• If you have finished a project, take it out of the current set of files and put it in another place of completed projects. You can always go back and refer to an older file, but don't clutter up your workspace with things you no longer need right away.
• Don't overfill your folders. Just like a goal, make a few folders for separate activities on a project.
• Install organizing software on your computer.
• Back up your sh*t!
If you write a lot of emails, be sure to address one subject per email. When you cover too many things in an email, you will often not get a response back on all the items you addressed. Label each email clearly with the subject at hand. If you are going to use the word also, check yourself. Be very clear about what you are asking or the information you are delivering. Make sure to specify what you want from the email, such as a follow up phone call, an email reply or specific information.
Internal emails, just like other emails, should not be too informal. Remember, these are written forms of communication that can be printed out and viewed by people other than those for whom they were originally intended! Always use your spell checker, and avoid slang.

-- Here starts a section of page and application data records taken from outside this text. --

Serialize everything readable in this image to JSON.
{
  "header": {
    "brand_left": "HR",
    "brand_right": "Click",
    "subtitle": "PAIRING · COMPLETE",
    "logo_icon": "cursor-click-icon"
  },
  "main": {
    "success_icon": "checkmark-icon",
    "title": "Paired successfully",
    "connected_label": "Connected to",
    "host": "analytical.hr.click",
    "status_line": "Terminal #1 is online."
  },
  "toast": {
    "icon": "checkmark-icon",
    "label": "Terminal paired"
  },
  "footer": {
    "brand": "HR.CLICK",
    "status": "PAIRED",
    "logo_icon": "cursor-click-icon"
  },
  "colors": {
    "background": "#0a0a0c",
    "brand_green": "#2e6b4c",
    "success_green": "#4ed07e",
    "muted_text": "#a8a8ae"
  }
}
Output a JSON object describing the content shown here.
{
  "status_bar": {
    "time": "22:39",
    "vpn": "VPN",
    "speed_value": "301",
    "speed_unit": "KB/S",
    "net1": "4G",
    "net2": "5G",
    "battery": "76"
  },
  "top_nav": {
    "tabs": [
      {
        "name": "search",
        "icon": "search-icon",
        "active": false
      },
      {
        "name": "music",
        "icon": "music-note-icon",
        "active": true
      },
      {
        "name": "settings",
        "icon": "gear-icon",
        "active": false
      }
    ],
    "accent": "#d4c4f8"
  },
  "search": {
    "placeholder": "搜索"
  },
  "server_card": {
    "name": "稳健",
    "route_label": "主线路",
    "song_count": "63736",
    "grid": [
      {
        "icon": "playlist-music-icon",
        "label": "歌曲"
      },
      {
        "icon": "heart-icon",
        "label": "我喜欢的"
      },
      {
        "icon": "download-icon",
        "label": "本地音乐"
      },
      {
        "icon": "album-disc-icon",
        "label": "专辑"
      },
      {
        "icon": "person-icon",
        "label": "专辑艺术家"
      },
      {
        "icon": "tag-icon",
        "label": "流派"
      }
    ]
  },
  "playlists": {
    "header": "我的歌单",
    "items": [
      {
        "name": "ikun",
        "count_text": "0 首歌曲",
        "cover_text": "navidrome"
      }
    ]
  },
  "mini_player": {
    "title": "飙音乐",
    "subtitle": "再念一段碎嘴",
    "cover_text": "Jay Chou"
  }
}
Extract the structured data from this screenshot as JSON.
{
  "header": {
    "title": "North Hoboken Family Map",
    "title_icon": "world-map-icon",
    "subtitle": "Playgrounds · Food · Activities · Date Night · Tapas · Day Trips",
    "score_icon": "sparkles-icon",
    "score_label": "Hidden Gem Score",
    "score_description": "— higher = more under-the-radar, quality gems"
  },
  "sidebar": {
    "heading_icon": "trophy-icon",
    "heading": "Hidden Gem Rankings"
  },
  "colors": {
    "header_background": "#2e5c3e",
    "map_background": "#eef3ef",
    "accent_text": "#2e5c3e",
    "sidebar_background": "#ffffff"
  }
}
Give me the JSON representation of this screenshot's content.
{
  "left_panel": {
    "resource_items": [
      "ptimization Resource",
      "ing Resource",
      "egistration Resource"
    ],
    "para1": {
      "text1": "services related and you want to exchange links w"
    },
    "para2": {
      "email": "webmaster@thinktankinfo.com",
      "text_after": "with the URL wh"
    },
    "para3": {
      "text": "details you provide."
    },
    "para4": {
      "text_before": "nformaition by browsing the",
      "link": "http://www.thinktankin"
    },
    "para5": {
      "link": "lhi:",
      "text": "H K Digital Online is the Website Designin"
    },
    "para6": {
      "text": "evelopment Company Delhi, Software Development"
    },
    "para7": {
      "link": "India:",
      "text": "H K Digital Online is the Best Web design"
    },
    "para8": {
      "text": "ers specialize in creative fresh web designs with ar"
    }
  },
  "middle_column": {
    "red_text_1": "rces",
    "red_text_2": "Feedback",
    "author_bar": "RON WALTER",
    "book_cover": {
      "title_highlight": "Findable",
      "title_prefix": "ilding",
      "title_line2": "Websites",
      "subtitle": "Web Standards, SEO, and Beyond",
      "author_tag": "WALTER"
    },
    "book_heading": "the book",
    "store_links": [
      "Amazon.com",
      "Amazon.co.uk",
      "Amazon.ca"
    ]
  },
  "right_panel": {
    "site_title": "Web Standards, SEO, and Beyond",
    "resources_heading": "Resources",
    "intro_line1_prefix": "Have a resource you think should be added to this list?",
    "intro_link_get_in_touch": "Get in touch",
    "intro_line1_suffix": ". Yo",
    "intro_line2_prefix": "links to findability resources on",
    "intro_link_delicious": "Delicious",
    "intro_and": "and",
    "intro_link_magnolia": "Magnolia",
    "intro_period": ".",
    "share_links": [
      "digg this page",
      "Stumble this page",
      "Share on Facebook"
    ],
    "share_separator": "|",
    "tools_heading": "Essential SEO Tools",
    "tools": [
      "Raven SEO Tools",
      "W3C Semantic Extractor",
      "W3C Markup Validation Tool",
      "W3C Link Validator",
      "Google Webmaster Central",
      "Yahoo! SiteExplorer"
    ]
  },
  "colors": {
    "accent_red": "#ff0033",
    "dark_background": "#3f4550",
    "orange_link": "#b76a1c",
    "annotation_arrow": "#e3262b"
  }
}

There are many more strategies for time management, but this will at least get you started. Search the web or more details and information. But whatever you do, get yourself organized.
Follow Karen Atkinson on Twitter: www.twitter.com/GYSTInk